> [ASSIGNED TASK] Look through the material below. Copy each line that contains the string "within".

> [DATASET RECORDS]

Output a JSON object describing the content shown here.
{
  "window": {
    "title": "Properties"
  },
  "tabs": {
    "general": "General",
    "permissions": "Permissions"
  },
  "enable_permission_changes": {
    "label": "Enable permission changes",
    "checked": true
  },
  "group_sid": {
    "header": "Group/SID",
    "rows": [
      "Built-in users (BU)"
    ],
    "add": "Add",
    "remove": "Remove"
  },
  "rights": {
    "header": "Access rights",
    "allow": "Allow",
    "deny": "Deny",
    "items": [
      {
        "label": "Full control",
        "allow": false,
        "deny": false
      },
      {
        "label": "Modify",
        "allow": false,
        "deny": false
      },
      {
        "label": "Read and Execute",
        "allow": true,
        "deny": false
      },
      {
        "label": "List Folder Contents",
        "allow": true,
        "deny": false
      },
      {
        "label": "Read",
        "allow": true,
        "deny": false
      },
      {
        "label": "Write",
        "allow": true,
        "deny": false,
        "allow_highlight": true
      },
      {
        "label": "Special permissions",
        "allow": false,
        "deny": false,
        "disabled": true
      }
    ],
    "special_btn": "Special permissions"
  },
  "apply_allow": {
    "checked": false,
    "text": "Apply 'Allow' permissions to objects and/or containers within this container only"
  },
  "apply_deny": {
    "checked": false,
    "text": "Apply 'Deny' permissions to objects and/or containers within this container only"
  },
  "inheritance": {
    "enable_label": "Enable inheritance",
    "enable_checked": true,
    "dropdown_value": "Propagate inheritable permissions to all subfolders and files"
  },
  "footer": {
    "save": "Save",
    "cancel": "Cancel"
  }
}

> [OUTPUT]
    "text": "Apply 'Allow' permissions to objects and/or containers within this container only"
    "text": "Apply 'Deny' permissions to objects and/or containers within this container only"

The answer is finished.